Hello everyone! Elephant Care Team Intern Paige here! In this blog post, I will be bringing you an insight into Zoo Atlanta’s African elephant herd and what makes each of our large friends unique! Every animal on the planet has adaptations that make them special and makes living in their environment easier. Whether that be the naked mole rats’ sensory hairs around their noses to move easily through the darkness of their underground world, a meerkat’s lightly colored fur to blend into the African savanna, or a giraffe’s long neck to reach the tops of the trees for food.

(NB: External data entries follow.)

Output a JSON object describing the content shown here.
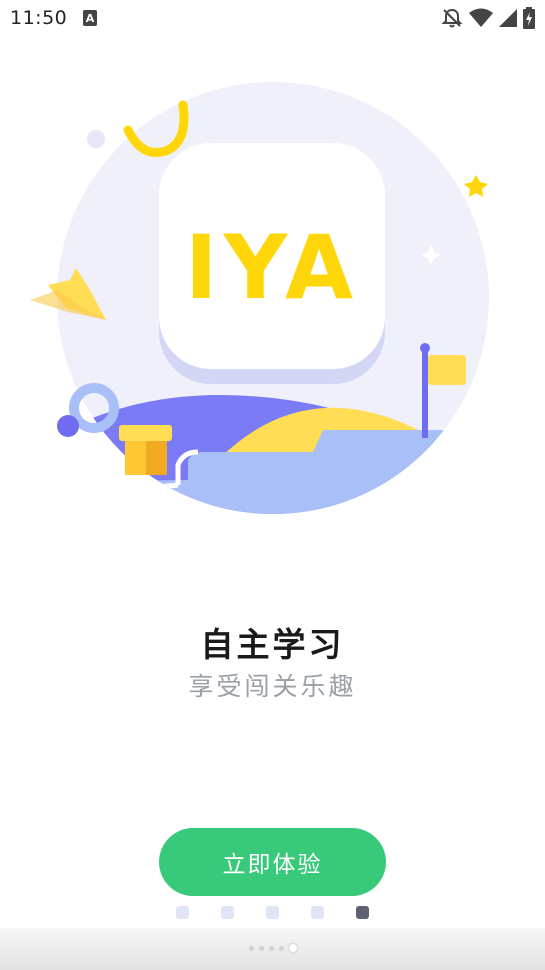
{
  "status_bar": {
    "time": "11:50",
    "icons": [
      "text-a-icon",
      "notifications-off-icon",
      "wifi-icon",
      "signal-icon",
      "battery-charging-icon"
    ]
  },
  "hero": {
    "logo_text": "IYA"
  },
  "slide": {
    "title": "自主学习",
    "subtitle": "享受闯关乐趣"
  },
  "cta": {
    "label": "立即体验"
  },
  "pager": {
    "count": 5,
    "active_index": 4
  },
  "nav_bar": {
    "page_count": 5,
    "active_index": 4
  },
  "colors": {
    "primary_green": "#39c97a",
    "logo_yellow": "#ffd60a",
    "circle_bg": "#f0f0fb",
    "hill_purple": "#7b7cf5",
    "hill_blue": "#a9bff7",
    "text_dark": "#1a1a1a",
    "text_gray": "#9aa0a8"
  }
}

Although Kelly, Msholo, and Tara are the same species, they all have adaptations that make them unique.

Some of the adaptations we see with the Zoo’s elephants have to do with where they were born. Kelly for instance, has seemingly endless eyelashes. A few measuring up to nine inches! She was born in Namibia, which has a very dry, arid, desert climate. Her long eyelashes are an adaptation to help her keep sand and debris out of her eyes. A trademark trait of African elephants are their massive ears. Take a look at Tara’s ears, for example. They are perfectly round and huge! They don’t only serve as a factor into her cuteness, but they serve as a temperature control system. An elephant’s ears hold many large blood vessels, so when it is really hot outside, you may see Tara moving her ears back and forth, like a fan. By doing this, it helps to send blood to the vessels and heat to dissipate, allowing Tara to cool down. Her fan-like ears definitely make the African heat and the Atlanta summers a bit more tolerable. When you take a look at Msholo, you probably notice many things: his size, his tusks, his trunk, oh and how handsome he is. Elephant trunks are the fusion of the nose and upper lip and contain 40,000 muscles! With his trunk, Msholo can pick grass, pick up and move large logs in the habitat, smell, investigate enrichment items, and just be an elephant. Tusks are also an important adaptation for being an elephant. They help strip bark off of trees, dig in the dirt, carry logs, and serve as a form of self-defense. Kelly and Msholo tend to enjoy using their tusks to take food items on the go.

These adaptations and more are what fascinates people, including myself, about elephants and other animals. To think that some of these animals adapted to ever-changing environments and that they are still around millions of years later is simply amazing. I encourage you to think about how other animals who call Zoo Atlanta home have adapted to their environments. What have they figured out for survival? Then, you can even think about how you adapt. How do you make life easier in your environment? For me, a cup of coffee in the morning is a start!

Paige G.
Elephant Care Team Intern

Connect With Your Wild Side #onlyzooatl